And I would think, given Finch’s use of non-iambic meters and her self-identification with Wiccan practices, she would want to explore their potential disruptiveness. Have non-Iambic meters ever been actively exploited politically? Has trochaic meter, beyond Shakespeare’s Macbeth, ever been purposefully identified with the ‘witch’, the magical being, the disruptive female?
I don’t know.
Interestingly, and as an aside perhaps, Longfellow wasn’t the first American poet to tell a story about native Americans using trochees. The poet Schoolcraft wrote a romantic poem called Alhalla, or the Lord of Talladega, also in trochaic tetrameter. In the preface:to the poem Schoolcraft wrote:
“The meter is thought to be not ill adapted to the Indian mode of enunciation. Nothing is more characteristic of their harangues and public speeches, than the vehement yet broken and continued strain of utterance, which would be subject to the charge of monotony, were it not varied by the extraordinary compass in the stress of voice, broken by the repetition of high and low accent, and often terminated with an exclamatory vigor, which is sometimes startling.
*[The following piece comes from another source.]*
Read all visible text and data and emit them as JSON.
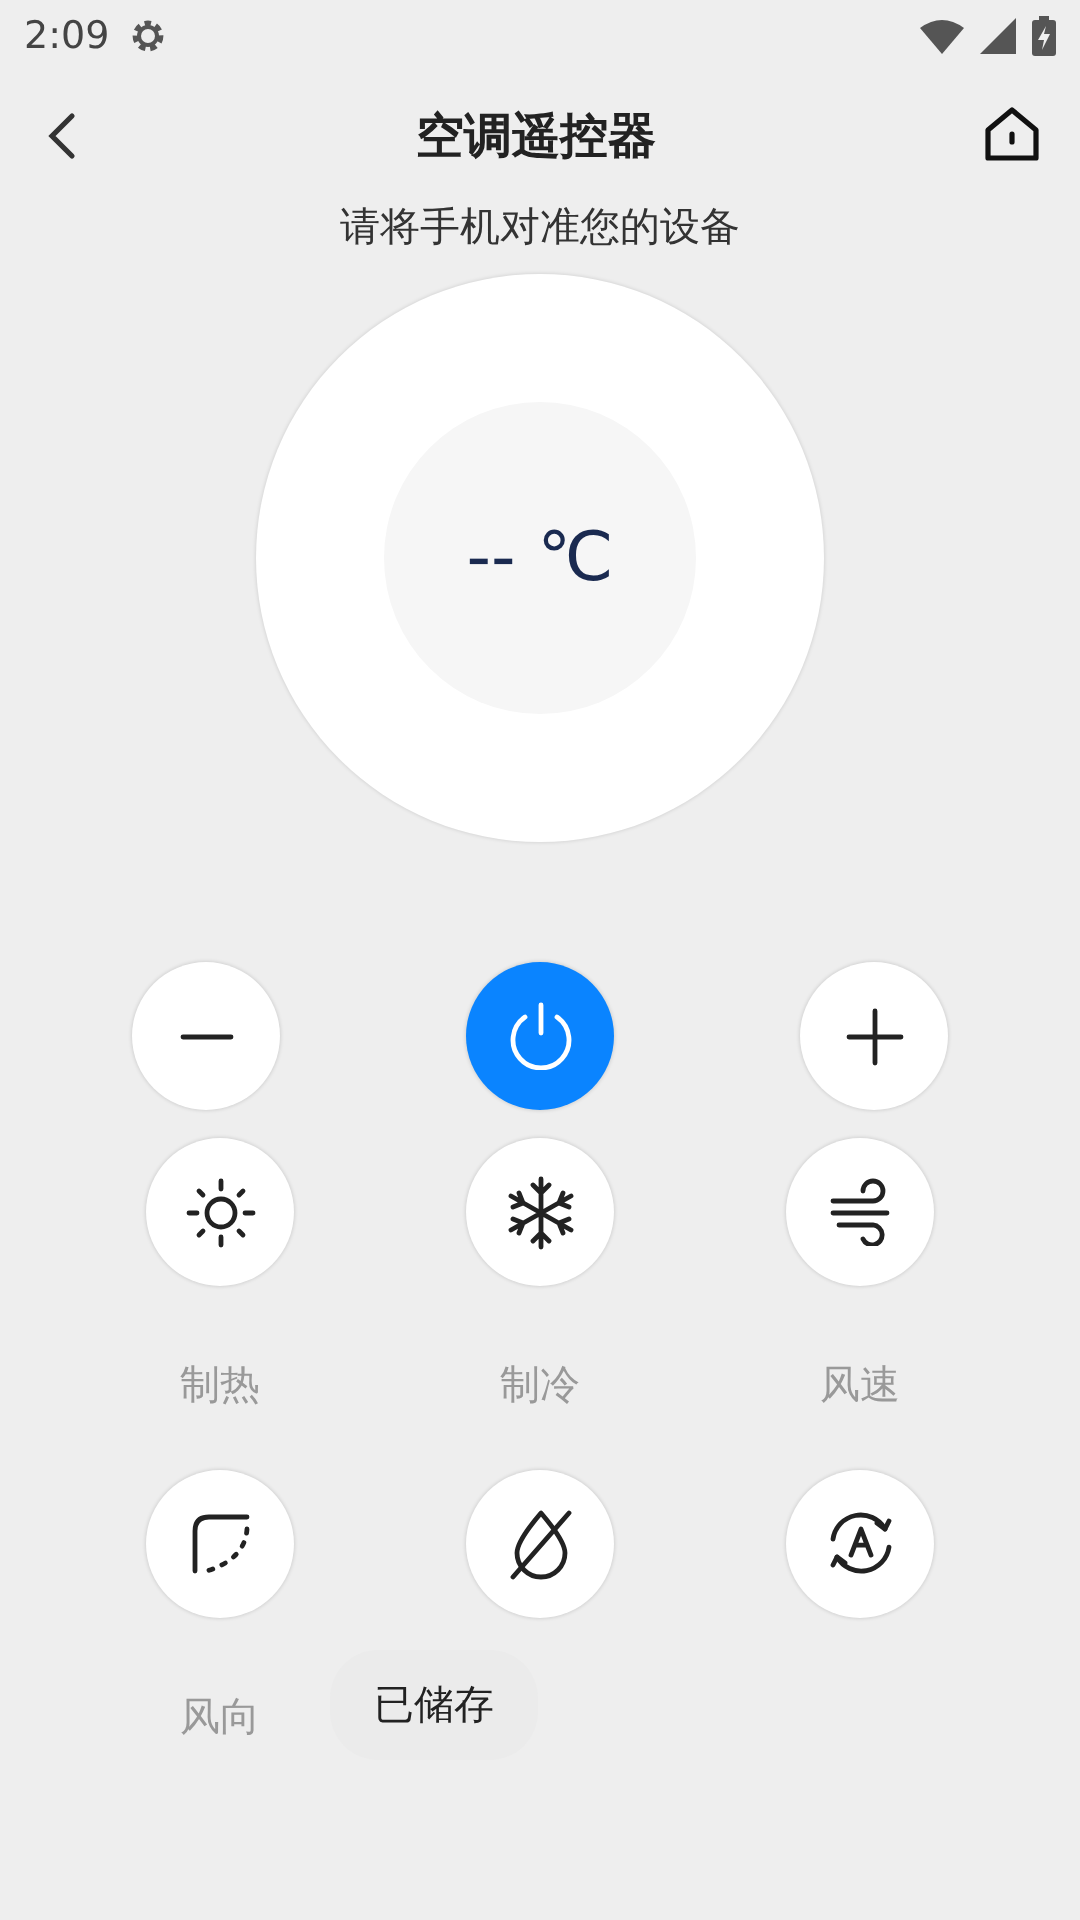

It is not the less in accordance with these traits that nearly every initial syllable of the measure chosen is under accent. This at least may be affirmed, that it imparts a movement to the narrative, which, at the same time that it obviates languor, favors that repetitious rhythm, or pseudo-parallelism, which so strongly marks their highly compound lexicography.”
With Schoolcraft’s preface in mind, Longfellow was to write:
“Your article . . . needs only one paragraph more to make it complete, and that is the statement that parallelism belongs to Indian poetry as well to Finnish… And this is my justification for adapting it in Hiawatha.”